For a textual answer to your question you could look at what both Laertes and Polonius say to Ophelia in Act 1 of the play. Laertes and Ophelia have an interesting conversation right before Laertes plans to go back to school. As the attentive and loving big brother, Laertes asks Ophelia about her relationship with Hamlet, and tells her that he thinks that, while Hamlet may express that he loves her, she shouldn't take him too seriously. He warns her to
Hold it a fashion, and a toy in blood; . . .
Forward, not permanent -- sweet, not lasting.
When Ophelia questions that assumption, Laertes gives her a very solid assessment of the situation. He explains that, as a prince, Hamlet is not as free as other men are to choose their mates. He's right when he says
Perhaps he loves you now,
And now no soil nor cautel doth besmirch
The virtue of his will; but you must fear,
His greatness weighed, his will is not his own,
For he himself is subject to his birth. . . .
for on his choice [of wife ]depends
The safety and heath of his whole state [Denmark]
Generally, princes marry princesses for social or political gain. Ophelia is not a princess. Hamlet may have true love for Ophelia, but that doesn't guarentee that he can choose her as his wife. He cautions her to not lose her honor to Hamlet and lose her heart and her reputation. Given these ideas, it would not seem that Hamlet and Ophelia are not a good match.

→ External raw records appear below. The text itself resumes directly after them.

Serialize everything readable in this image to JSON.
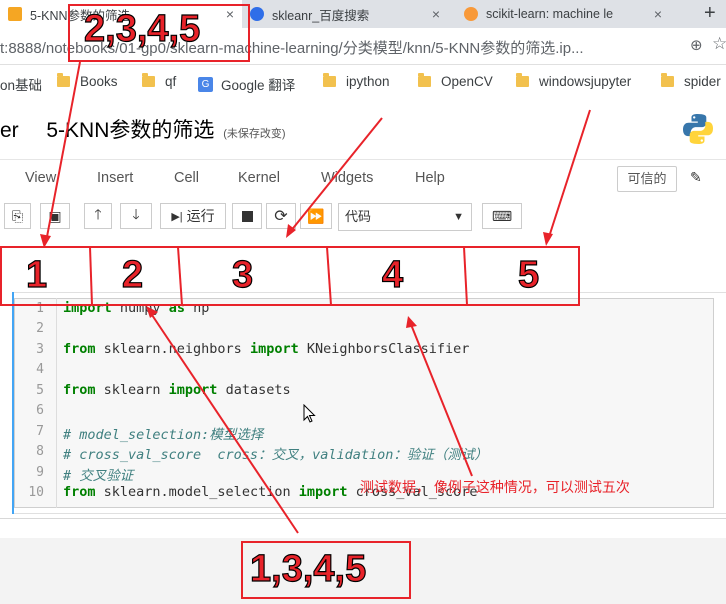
{
  "browser": {
    "tabs": [
      {
        "label": "5-KNN参数的筛选",
        "close": "×"
      },
      {
        "label": "skleanr_百度搜索",
        "close": "×"
      },
      {
        "label": "scikit-learn: machine le",
        "close": "×"
      }
    ],
    "new_tab": "+",
    "url": "t:8888/notebooks/01-gp0/sklearn-machine-learning/分类模型/knn/5-KNN参数的筛选.ip...",
    "bookmarks": [
      "on基础",
      "Books",
      "qf",
      "Google 翻译",
      "ipython",
      "OpenCV",
      "windowsjupyter",
      "spider"
    ]
  },
  "jupyter": {
    "logo_suffix": "er",
    "notebook_name": "5-KNN参数的筛选",
    "save_status": "(未保存改变)",
    "menu": [
      "View",
      "Insert",
      "Cell",
      "Kernel",
      "Widgets",
      "Help"
    ],
    "trusted": "可信的",
    "run_label": "运行",
    "cell_type": "代码"
  },
  "code": {
    "line_numbers": [
      "1",
      "2",
      "3",
      "4",
      "5",
      "6",
      "7",
      "8",
      "9",
      "10"
    ],
    "lines": [
      {
        "kw1": "import",
        "mid": " numpy ",
        "kw2": "as",
        "tail": " np"
      },
      {},
      {
        "kw1": "from",
        "mid": " sklearn.neighbors ",
        "kw2": "import",
        "tail": " KNeighborsClassifier"
      },
      {},
      {
        "kw1": "from",
        "mid": " sklearn ",
        "kw2": "import",
        "tail": " datasets"
      },
      {},
      {
        "comment": "# model_selection:模型选择"
      },
      {
        "comment": "# cross_val_score  cross：交叉，validation：验证（测试）"
      },
      {
        "comment": "# 交叉验证"
      },
      {
        "kw1": "from",
        "mid": " sklearn.model_selection ",
        "kw2": "import",
        "tail": " cross_val_score"
      }
    ]
  },
  "annotations": {
    "top_label": "2,3,4,5",
    "bottom_label": "1,3,4,5",
    "segments": [
      "1",
      "2",
      "3",
      "4",
      "5"
    ],
    "note": "测试数据，  像例子这种情况，可以测试五次"
  },
  "colors": {
    "annotation_red": "#e8232a",
    "keyword_green": "#008000",
    "comment_teal": "#408080",
    "cell_selected_blue": "#42a5f5"
  }
}
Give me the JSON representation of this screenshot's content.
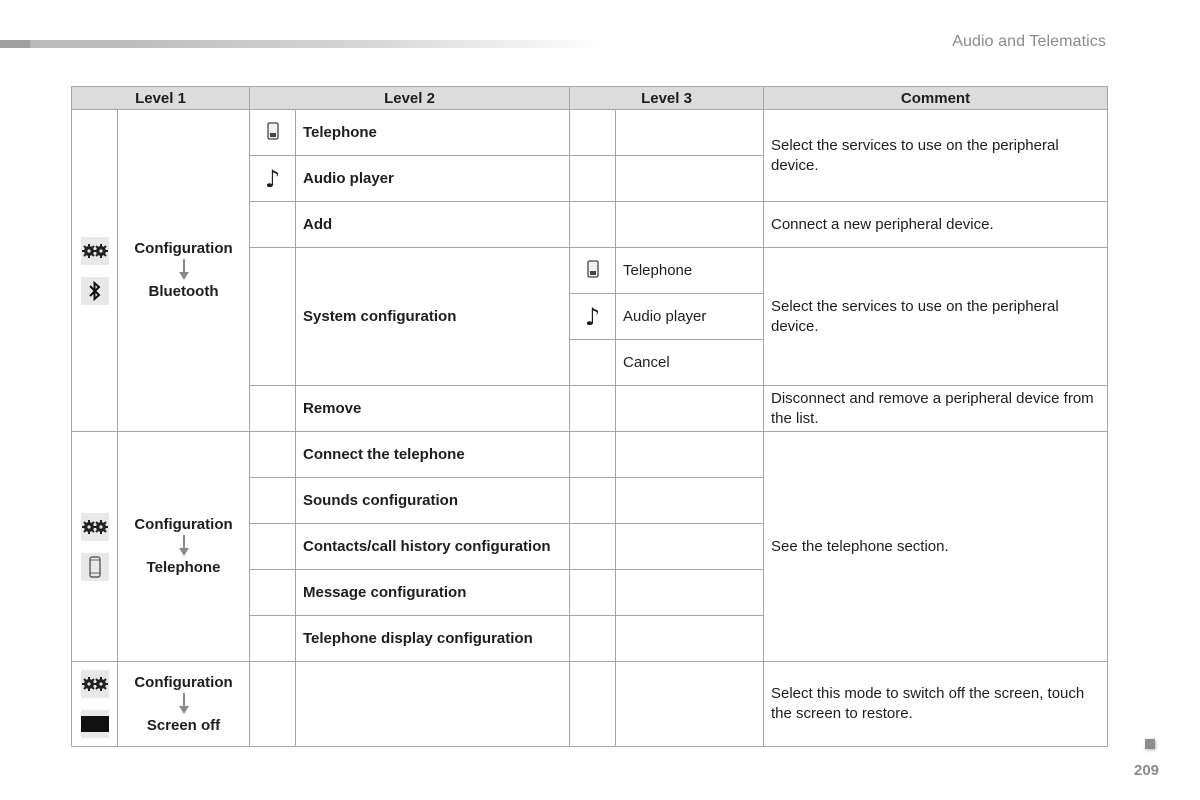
{
  "header": {
    "section_title": "Audio and Telematics"
  },
  "table": {
    "columns": [
      "Level 1",
      "Level 2",
      "Level 3",
      "Comment"
    ],
    "groups": [
      {
        "level1": {
          "label_top": "Configuration",
          "label_bottom": "Bluetooth",
          "icons": [
            "gears-icon",
            "bluetooth-icon"
          ]
        },
        "rows": [
          {
            "level2_icon": "phone-icon",
            "level2": "Telephone",
            "level3_icon": "",
            "level3": ""
          },
          {
            "level2_icon": "music-note-icon",
            "level2": "Audio player",
            "level3_icon": "",
            "level3": ""
          },
          {
            "level2_icon": "",
            "level2": "Add",
            "level3_icon": "",
            "level3": ""
          },
          {
            "level2_icon": "",
            "level2": "System configuration",
            "sub": [
              {
                "level3_icon": "phone-icon",
                "level3": "Telephone"
              },
              {
                "level3_icon": "music-note-icon",
                "level3": "Audio player"
              },
              {
                "level3_icon": "",
                "level3": "Cancel"
              }
            ]
          },
          {
            "level2_icon": "",
            "level2": "Remove",
            "level3_icon": "",
            "level3": ""
          }
        ],
        "comments": [
          "Select the services to use on the peripheral device.",
          "Connect a new peripheral device.",
          "Select the services to use on the peripheral device.",
          "Disconnect and remove a peripheral device from the list."
        ]
      },
      {
        "level1": {
          "label_top": "Configuration",
          "label_bottom": "Telephone",
          "icons": [
            "gears-icon",
            "smartphone-icon"
          ]
        },
        "rows": [
          {
            "level2": "Connect the telephone"
          },
          {
            "level2": "Sounds configuration"
          },
          {
            "level2": "Contacts/call history configuration"
          },
          {
            "level2": "Message configuration"
          },
          {
            "level2": "Telephone display configuration"
          }
        ],
        "comments": [
          "See the telephone section."
        ]
      },
      {
        "level1": {
          "label_top": "Configuration",
          "label_bottom": "Screen off",
          "icons": [
            "gears-icon",
            "black-screen-icon"
          ]
        },
        "rows": [
          {
            "level2": ""
          }
        ],
        "comments": [
          "Select this mode to switch off the screen, touch the screen to restore."
        ]
      }
    ]
  },
  "footer": {
    "page_number": "209"
  },
  "colors": {
    "header_bg": "#dcdcdc",
    "border": "#a6a6a6",
    "muted_text": "#8a8a8a",
    "icon_bg": "#e8e8e8"
  }
}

On the other hand, Ophelia expresses genuine affection for Hamlet and defends Hamlet and their relationship when her father has a similiar conversation with her about Hamlet. Polonius isn't as diplomatic about Hamlet's motives, suggesting something a bit more base, but his point is still the same. Hamlet is a prince, and as such, lives a very different life, with very different expectations.
There is textual evidence that Ophelia thinks highly of Hamlet and that she is legitimately concerned over the apparent madness of Hamlet as it is displayed later in the play. Consider her prayers in Act 3 when Hamlet is berating her in the "get thee to a nunnery scene. She is so devastated by his killing her father and his rejection of her that she loses her sanity and ends up killing herself. Her feelings for Hamlet are true, and as evidenced by Hamlet's reaction to her death in Act 5 his are as well, but the circumstances of their lives in the time frame of this play strain the relationship beyond its endurance.